A Thousand Words for Stranger
Trade Pact #1, Clan Chronicles #4
Cover art by Luis Royo
  • Science Fiction Book Club Editor’s Choice
  • Locus Recommended First Novel
  • Finalist, Campbell Award for Best New Writer

The tenth anniversary edition contains the bonus short story “Brothers Bound.”

Sira is on the run. The mysterious Captain Morgan has a starship. But if she goes with him, who will be at risk? Meet the Clan, shadowy figures of unfathomable power. Meet Huido, the lobster-like restauranteur. Meet the Trade Pact Enforcers, who have their own intentions. For events are beginning to unfold that will affect them all.

“Canadian Julie Czerneda’s debut is a most promising piece of work, a richly detailed and textured novel set against a gritty and unromantic interstellar backdrop governed by the Trade Pact, a union of worlds that are home to the usual menagerie of humans and exotic aliens”.


Author’s Note: You can start reading the Clan Chronicles here if you like, since I wrote it first. (Literally–this was my debut novel.)

Read an Excerpt

The Clan Chronicles Series

Reap The Wild Wind
Riders Of The Storm
Rift In The Sky
Ties Of Power
To Trade The Stars
This Gulf Of Time And Stars
The Gate to Futures Past
To Guard Against the Dark
Tales From Plexis

Excerpt from A Thousand Words for Stranger (No spoilers)

Chapter 1

I stared at the hand pressed near my cheek. It had five fingers, tipped with small, blunt nails, one broken. There were smudges of dirt on the palm and back; the clean skin was paler, except where a spider’s web of red marked the edges of a cut. It was mine, I decided, confused by the delay in recognition.

I shuddered, stumbling away from the damp wall. A flicker of movement caught my eye. A nearby window had lost part of its covering shutter, exposing a dirty slice of glass and curtain to the street. Something looked out at me. Cautious, I tilted my head to see, then lurched back as the pale something did the same.

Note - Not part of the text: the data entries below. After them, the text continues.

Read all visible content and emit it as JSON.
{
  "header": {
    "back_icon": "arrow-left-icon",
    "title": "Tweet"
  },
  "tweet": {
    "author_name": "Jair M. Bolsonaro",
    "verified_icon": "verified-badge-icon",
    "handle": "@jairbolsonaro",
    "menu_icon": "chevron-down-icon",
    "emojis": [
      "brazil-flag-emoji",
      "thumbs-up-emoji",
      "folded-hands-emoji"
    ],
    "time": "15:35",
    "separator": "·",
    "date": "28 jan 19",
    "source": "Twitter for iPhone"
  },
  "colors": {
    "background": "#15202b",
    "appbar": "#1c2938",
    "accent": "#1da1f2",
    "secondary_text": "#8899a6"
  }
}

My feet landed in the small river that currently passed for a gutter the same instant I realized I’d been startled by my own reflection. Sheepishly, I stepped closer to the window again. Was I that wet or was it the water running down the glass itself that made me look like a swimmer underwater, blurring my hair and clothes into the same dark mass? My face appeared as little more than two eyes stuck on a disc of white. Old and puzzled eyes. Maybe it was another trick of the rain-smeared glass. I wasn’t old.

Then was I a child? I didn’t think so. But what? Lost and wet. Humanoid. Those were easy. Male or female? The reflection kept mute on that interesting detail. I was definitely unwilling to strip in the rain to satisfy my curiosity. I patted my hands over my body, discovering water, but little else in the pockets and creases of my clothing. I continued my self-exploration. Nothing of me felt male, but nothing felt particularly female either.

A shout. Only an echo of a voice, probably the next street away, but enough to startle me back into myself, to force my feet to move. The rain struck harder as I left the partial shelter of the overhanging eaves; I hesitated, distracted by the taste of it in my mouth.

My mind suddenly turned inside out, filling with thoughts I knew weren’t mine, compulsions rippling like muscle, gripping me with needs and purposes I didn’t understand.

Find the starships. One ship, a trailing wisp of thought corrected, his ship.

Numb under the impact of imposed ideas, all I could do was look along the narrow street, empty of all but two parked groundcars on the other side. What ship?

More thoughts pushed their way to the surface, each dragging fear like something hooked to a line. Danger. Leave this world. Stay hidden, stay safe. I whimpered to myself, then glanced about to be sure no one heard.

The compulsions gradually faded, leaving echoes that burned into my mind: find the ship, leave this world, stay hidden. As I came back to myself, I realized my feet were walking, already carrying me somewhere. I stopped them, my mouth dry despite the rain.

For the first time, I really looked at my surroundings. Both sides of the street were lined with a chaotic assortment of buildings, most at least three stories high, their upper floors leaning together as if in conversation. Away from the street lamps, the strident colors of the walls sank into a dull assortment of greys. Rain collecting on the roofs channeled down in noisy waterfalls to feed the gutters. As if this weren’t enough, metal chimes hung everywhere, transmuting the tinkling of raindrops into a full orchestra.

Great, I said to myself, glaring at the buildings, all peacefully asleep and probably dry inside. If I was supposed to find a ship, I was certainly in the wrong place. This had to be somewhere in the All Sapient’s District, the maze of haphazard streets and alleyways between the native portion of Auord’s Port City and the shipcity itself. At least keeping hidden wasn’t a problem. Finding my way out would be.

More vital information spun away from my thoughts, quicksilver and slippery as I tried to hold it. My wet clothes slapped heavily against my legs as I began to walk again. Walking was progress, even if I didn’t know which way to go.